• ACTIVITY
Line by line, copy out the data that follows.
─── RECORD EXCERPTS
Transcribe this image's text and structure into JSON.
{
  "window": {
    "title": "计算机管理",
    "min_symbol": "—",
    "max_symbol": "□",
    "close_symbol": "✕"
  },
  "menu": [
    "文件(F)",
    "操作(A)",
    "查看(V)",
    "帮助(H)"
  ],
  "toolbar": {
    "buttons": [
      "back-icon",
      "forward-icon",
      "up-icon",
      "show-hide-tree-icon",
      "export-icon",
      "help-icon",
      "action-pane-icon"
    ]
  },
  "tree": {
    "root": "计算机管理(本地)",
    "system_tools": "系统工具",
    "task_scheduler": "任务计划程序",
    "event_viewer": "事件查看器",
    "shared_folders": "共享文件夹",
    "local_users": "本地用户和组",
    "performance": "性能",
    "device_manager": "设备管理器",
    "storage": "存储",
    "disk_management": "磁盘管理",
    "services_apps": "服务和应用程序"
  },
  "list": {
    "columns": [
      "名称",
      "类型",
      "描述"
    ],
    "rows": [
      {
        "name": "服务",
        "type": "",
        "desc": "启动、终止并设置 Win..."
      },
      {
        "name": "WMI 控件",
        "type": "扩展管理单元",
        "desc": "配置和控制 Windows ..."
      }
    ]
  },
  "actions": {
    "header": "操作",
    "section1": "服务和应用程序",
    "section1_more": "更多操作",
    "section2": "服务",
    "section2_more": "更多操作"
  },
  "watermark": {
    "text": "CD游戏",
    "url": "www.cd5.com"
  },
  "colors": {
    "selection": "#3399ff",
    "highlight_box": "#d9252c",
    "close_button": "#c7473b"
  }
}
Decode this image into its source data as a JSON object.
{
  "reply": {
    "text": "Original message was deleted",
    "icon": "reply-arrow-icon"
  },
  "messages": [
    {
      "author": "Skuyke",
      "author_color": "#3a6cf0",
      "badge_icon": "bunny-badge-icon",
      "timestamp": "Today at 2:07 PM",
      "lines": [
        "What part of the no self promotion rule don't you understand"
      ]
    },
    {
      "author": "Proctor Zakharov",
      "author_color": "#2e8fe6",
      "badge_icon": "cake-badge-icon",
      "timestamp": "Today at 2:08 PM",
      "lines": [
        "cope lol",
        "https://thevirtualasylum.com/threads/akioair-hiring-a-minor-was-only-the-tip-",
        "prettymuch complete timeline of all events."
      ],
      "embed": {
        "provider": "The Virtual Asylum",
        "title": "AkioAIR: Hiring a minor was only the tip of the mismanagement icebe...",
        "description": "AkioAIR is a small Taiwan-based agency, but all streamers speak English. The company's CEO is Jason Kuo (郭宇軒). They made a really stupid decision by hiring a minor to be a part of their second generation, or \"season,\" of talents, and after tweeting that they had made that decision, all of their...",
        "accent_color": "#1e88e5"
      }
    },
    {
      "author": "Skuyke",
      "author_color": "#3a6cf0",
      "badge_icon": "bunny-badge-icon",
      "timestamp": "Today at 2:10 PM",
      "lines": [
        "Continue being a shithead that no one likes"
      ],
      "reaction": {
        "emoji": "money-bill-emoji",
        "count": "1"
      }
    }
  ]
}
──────
• EXERCISE RESULT
Transcribe this image's text and structure into JSON.
{
  "window": {
    "title": "计算机管理",
    "min_symbol": "—",
    "max_symbol": "□",
    "close_symbol": "✕"
  },
  "menu": [
    "文件(F)",
    "操作(A)",
    "查看(V)",
    "帮助(H)"
  ],
  "toolbar": {
    "buttons": [
      "back-icon",
      "forward-icon",
      "up-icon",
      "show-hide-tree-icon",
      "export-icon",
      "help-icon",
      "action-pane-icon"
    ]
  },
  "tree": {
    "root": "计算机管理(本地)",
    "system_tools": "系统工具",
    "task_scheduler": "任务计划程序",
    "event_viewer": "事件查看器",
    "shared_folders": "共享文件夹",
    "local_users": "本地用户和组",
    "performance": "性能",
    "device_manager": "设备管理器",
    "storage": "存储",
    "disk_management": "磁盘管理",
    "services_apps": "服务和应用程序"
  },
  "list": {
    "columns": [
      "名称",
      "类型",
      "描述"
    ],
    "rows": [
      {
        "name": "服务",
        "type": "",
        "desc": "启动、终止并设置 Win..."
      },
      {
        "name": "WMI 控件",
        "type": "扩展管理单元",
        "desc": "配置和控制 Windows ..."
      }
    ]
  },
  "actions": {
    "header": "操作",
    "section1": "服务和应用程序",
    "section1_more": "更多操作",
    "section2": "服务",
    "section2_more": "更多操作"
  },
  "watermark": {
    "text": "CD游戏",
    "url": "www.cd5.com"
  },
  "colors": {
    "selection": "#3399ff",
    "highlight_box": "#d9252c",
    "close_button": "#c7473b"
  }
}
Decode this image into its source data as a JSON object.
{
  "reply": {
    "text": "Original message was deleted",
    "icon": "reply-arrow-icon"
  },
  "messages": [
    {
      "author": "Skuyke",
      "author_color": "#3a6cf0",
      "badge_icon": "bunny-badge-icon",
      "timestamp": "Today at 2:07 PM",
      "lines": [
        "What part of the no self promotion rule don't you understand"
      ]
    },
    {
      "author": "Proctor Zakharov",
      "author_color": "#2e8fe6",
      "badge_icon": "cake-badge-icon",
      "timestamp": "Today at 2:08 PM",
      "lines": [
        "cope lol",
        "https://thevirtualasylum.com/threads/akioair-hiring-a-minor-was-only-the-tip-",
        "prettymuch complete timeline of all events."
      ],
      "embed": {
        "provider": "The Virtual Asylum",
        "title": "AkioAIR: Hiring a minor was only the tip of the mismanagement icebe...",
        "description": "AkioAIR is a small Taiwan-based agency, but all streamers speak English. The company's CEO is Jason Kuo (郭宇軒). They made a really stupid decision by hiring a minor to be a part of their second generation, or \"season,\" of talents, and after tweeting that they had made that decision, all of their...",
        "accent_color": "#1e88e5"
      }
    },
    {
      "author": "Skuyke",
      "author_color": "#3a6cf0",
      "badge_icon": "bunny-badge-icon",
      "timestamp": "Today at 2:10 PM",
      "lines": [
        "Continue being a shithead that no one likes"
      ],
      "reaction": {
        "emoji": "money-bill-emoji",
        "count": "1"
      }
    }
  ]
}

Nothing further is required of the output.